It is A LOT of hard work and dedication, but veterinary medicine pays off when you get to experience the bond between an animal and their owner. Your hope is to keep these beloved creatures healthy and happy for their entire lives, ensuring the bond will not be broken.
It is the perfect career for people who love a challenge. Animals cannot express how they feel, so veterinarians have to become detectives and piece together what the owner has observed with diagnostics to discover the problem. It is immensely rewarding to heal an animal with such limited tools!
What has been your experience with Pre-Vet medicine at your college?
If your college has a Pre-Vet Club, I would highly recommend joining it. You form friendships with people who have the same goals and passion as you, listen to awesome speakers, and the club provides many volunteer experiences. I also recommend getting varied experience with animals, and think outside the box, as you want to stand out to admissions. For example, research is something easily overlooked, but a large and vital part of veterinary medicine.
Please share and describe your best experience working with animals.
My favorite animal experience was studying abroad in Costa Rica and Nicaragua with an amazing volunteer group called “VIDA.” I gained hands-on experience spaying and neutering animals in clinics we formed throughout the two countries. You never realize how advanced veterinary care is in the US until you travel abroad and see how absent the care of animals is in other countries. They aren’t a member of the family, but rather a possession that guards the house or a nuisance that freely roams the streets. Education about veterinary care is extremely critical in these countries. If we can teach the children how important a healthy animal is, we break the cycle of abuse and neglect.
Have you participated in any volunteer or veterinary internships?
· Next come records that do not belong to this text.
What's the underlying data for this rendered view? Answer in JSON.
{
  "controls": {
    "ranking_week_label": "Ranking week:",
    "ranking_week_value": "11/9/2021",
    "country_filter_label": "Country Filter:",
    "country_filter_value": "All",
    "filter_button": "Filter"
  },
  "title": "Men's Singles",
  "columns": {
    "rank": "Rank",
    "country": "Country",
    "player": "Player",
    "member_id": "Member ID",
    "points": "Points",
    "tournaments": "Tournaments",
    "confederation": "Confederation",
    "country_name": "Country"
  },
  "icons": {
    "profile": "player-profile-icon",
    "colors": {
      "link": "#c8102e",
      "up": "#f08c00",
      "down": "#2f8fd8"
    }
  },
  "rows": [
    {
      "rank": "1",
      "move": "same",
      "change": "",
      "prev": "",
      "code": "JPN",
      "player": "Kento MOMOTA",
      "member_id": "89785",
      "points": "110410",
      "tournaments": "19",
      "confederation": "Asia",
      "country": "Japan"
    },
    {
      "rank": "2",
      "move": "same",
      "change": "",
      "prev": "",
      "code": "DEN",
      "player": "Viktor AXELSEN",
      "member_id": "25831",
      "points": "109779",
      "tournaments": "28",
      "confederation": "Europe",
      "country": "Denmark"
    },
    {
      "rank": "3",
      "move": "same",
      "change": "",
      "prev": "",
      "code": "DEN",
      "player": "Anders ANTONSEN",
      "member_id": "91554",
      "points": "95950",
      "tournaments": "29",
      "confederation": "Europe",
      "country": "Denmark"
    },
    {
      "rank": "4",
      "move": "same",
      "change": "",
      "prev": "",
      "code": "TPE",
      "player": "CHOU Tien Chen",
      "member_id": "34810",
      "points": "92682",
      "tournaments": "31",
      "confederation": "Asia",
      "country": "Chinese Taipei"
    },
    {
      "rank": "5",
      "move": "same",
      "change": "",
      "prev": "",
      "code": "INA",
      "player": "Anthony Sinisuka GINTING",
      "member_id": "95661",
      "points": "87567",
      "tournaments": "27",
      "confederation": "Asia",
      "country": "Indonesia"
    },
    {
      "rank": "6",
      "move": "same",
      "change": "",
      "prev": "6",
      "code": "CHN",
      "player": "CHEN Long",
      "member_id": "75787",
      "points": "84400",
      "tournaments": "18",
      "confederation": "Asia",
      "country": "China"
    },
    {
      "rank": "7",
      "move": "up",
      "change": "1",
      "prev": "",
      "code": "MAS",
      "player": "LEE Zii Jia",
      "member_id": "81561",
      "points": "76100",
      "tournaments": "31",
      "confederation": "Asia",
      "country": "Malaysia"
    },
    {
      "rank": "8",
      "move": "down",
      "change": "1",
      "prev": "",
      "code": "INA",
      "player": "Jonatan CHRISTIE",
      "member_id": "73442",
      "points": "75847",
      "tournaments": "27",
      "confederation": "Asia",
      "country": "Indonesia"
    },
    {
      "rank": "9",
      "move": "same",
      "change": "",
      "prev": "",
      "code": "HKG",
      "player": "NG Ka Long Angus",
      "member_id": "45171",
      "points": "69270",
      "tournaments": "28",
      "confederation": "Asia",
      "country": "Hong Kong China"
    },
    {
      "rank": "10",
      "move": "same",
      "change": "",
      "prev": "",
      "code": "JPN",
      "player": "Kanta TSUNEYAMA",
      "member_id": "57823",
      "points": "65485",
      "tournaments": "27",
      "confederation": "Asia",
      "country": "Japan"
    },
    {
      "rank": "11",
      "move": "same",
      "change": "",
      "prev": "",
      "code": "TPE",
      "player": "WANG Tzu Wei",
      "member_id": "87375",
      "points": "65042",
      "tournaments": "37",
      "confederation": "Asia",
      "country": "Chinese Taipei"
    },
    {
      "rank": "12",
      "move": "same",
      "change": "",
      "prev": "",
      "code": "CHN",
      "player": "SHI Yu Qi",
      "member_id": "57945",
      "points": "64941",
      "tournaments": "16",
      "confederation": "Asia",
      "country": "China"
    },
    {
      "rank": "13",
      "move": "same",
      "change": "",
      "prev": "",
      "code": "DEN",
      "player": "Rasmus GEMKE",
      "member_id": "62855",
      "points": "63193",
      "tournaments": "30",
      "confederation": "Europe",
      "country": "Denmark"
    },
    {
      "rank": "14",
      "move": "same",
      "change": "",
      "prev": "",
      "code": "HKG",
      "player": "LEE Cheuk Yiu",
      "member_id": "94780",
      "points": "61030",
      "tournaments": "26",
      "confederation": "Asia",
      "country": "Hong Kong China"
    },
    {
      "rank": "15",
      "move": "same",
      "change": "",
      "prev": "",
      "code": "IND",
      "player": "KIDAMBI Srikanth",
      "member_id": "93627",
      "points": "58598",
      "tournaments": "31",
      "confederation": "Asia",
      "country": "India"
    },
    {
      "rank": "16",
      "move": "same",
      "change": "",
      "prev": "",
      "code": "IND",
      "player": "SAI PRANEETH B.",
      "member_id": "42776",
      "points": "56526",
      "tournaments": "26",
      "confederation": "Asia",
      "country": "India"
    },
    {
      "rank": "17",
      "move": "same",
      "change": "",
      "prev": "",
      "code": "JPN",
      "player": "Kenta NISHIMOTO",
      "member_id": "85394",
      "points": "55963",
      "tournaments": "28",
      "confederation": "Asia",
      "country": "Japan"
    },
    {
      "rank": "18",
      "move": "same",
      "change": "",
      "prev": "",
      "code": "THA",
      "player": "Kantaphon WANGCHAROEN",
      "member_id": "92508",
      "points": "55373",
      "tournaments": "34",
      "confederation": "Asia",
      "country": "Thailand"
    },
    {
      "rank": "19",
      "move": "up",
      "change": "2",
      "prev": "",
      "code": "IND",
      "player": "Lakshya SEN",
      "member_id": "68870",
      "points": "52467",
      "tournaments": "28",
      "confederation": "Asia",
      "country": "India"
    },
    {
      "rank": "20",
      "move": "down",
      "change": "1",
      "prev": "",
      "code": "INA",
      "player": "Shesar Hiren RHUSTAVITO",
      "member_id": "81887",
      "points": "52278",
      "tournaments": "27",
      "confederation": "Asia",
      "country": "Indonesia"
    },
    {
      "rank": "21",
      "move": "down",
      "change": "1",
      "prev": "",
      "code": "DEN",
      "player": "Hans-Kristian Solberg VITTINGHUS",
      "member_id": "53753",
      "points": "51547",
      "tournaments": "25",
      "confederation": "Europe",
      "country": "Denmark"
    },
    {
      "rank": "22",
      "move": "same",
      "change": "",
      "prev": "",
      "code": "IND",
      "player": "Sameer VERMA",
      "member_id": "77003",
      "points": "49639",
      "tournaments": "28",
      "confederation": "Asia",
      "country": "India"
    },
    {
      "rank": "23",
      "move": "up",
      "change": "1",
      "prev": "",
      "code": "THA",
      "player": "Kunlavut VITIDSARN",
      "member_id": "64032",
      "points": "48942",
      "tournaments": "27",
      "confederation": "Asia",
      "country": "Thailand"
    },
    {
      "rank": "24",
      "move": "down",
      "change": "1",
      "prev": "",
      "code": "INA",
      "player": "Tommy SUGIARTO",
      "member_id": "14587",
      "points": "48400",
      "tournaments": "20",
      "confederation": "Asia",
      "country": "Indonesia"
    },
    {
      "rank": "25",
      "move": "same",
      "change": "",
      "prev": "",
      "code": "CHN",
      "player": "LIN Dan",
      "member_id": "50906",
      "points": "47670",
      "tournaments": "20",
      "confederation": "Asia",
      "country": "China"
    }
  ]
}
I began in high school as a kennel worker at a small animal clinic in Marietta, Georgia. Once I went to college, I returned during the summer for an internship as a veterinary assistant and then was hired to seasonally work there as an assistant. Don’t turn down a position because it is not paid, because a lot of times you just have to prove yourself and it will eventually turn into a paid job, and you get amazing experiences in the mean time!
Also, I volunteered at a hippotherapy farm, where children with disabilities learn to ride a horse while also improving their motor and sensory skills. It was truly remarkable to see these children blossom while riding a horse! They formed a strong bond with the animal and it was inspirational to see how an animal can change a child’s life for the better.
Please share an interesting or little-known fact you’ve learned about animals.
I love reading about animal behavior, and I would highly recommend picking up Animals in Translation by Temple Grandin. She has autism and yet has achieved so much including setting guidelines to make meat facilities more humane in the treatment of their animals. Because she has autism, she sees animals in a way most people cannot, and her observations are truly groundbreaking in how we can understand and form better bonds with animals.
What are the latest developments or trends in veterinary medicine?
What some people don’t realize is that animal medicine is implementing the same advanced treatments and surgeries as human medicine. Chemotherapy, acupuncture, and the use of MRI machines are just some of the many advances implemented in veterinary medicine. At The University of Georgia, there is a wide range of specialties that have board certified veterinarians (at least 4 more years of learning a specialty after vet school) including oncology, neurology, and ophthalmology. And the possibilities for what lies ahead excite me most about veterinary medicine!
What are your future aspirations and career plans?
I begin my first year at the University of Georgia's College of Veterinary Medicine in August, and four years later will receive my DVM. From there I plan on working at a small animal clinic or doing an internship for a year first to gain more experience.